▼

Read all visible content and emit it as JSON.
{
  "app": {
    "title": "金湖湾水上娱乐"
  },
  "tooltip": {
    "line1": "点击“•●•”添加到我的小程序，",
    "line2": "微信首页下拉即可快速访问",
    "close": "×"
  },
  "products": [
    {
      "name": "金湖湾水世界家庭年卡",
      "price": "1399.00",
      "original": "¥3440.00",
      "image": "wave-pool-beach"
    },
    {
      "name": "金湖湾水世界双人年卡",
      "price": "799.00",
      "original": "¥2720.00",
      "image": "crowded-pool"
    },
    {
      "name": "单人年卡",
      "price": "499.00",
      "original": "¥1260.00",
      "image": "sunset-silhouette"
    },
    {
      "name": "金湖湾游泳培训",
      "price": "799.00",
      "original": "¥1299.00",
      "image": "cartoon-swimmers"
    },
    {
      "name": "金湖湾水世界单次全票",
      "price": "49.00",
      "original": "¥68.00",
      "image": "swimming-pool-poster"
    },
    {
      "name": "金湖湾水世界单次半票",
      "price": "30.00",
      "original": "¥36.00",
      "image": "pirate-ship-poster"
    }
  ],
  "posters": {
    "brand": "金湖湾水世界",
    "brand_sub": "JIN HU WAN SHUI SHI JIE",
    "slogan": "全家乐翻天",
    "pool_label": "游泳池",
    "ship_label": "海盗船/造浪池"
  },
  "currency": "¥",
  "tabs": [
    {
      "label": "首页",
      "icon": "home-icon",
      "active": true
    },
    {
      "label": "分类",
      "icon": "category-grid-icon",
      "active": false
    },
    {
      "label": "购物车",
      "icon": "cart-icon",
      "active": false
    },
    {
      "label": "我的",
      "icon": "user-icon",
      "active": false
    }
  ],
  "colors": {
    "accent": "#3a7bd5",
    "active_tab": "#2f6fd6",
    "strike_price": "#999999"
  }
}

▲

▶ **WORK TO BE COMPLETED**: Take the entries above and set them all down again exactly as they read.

▶ **SOLVED PROBLEM**:
Read all visible content and emit it as JSON.
{
  "app": {
    "title": "金湖湾水上娱乐"
  },
  "tooltip": {
    "line1": "点击“•●•”添加到我的小程序，",
    "line2": "微信首页下拉即可快速访问",
    "close": "×"
  },
  "products": [
    {
      "name": "金湖湾水世界家庭年卡",
      "price": "1399.00",
      "original": "¥3440.00",
      "image": "wave-pool-beach"
    },
    {
      "name": "金湖湾水世界双人年卡",
      "price": "799.00",
      "original": "¥2720.00",
      "image": "crowded-pool"
    },
    {
      "name": "单人年卡",
      "price": "499.00",
      "original": "¥1260.00",
      "image": "sunset-silhouette"
    },
    {
      "name": "金湖湾游泳培训",
      "price": "799.00",
      "original": "¥1299.00",
      "image": "cartoon-swimmers"
    },
    {
      "name": "金湖湾水世界单次全票",
      "price": "49.00",
      "original": "¥68.00",
      "image": "swimming-pool-poster"
    },
    {
      "name": "金湖湾水世界单次半票",
      "price": "30.00",
      "original": "¥36.00",
      "image": "pirate-ship-poster"
    }
  ],
  "posters": {
    "brand": "金湖湾水世界",
    "brand_sub": "JIN HU WAN SHUI SHI JIE",
    "slogan": "全家乐翻天",
    "pool_label": "游泳池",
    "ship_label": "海盗船/造浪池"
  },
  "currency": "¥",
  "tabs": [
    {
      "label": "首页",
      "icon": "home-icon",
      "active": true
    },
    {
      "label": "分类",
      "icon": "category-grid-icon",
      "active": false
    },
    {
      "label": "购物车",
      "icon": "cart-icon",
      "active": false
    },
    {
      "label": "我的",
      "icon": "user-icon",
      "active": false
    }
  ],
  "colors": {
    "accent": "#3a7bd5",
    "active_tab": "#2f6fd6",
    "strike_price": "#999999"
  }
}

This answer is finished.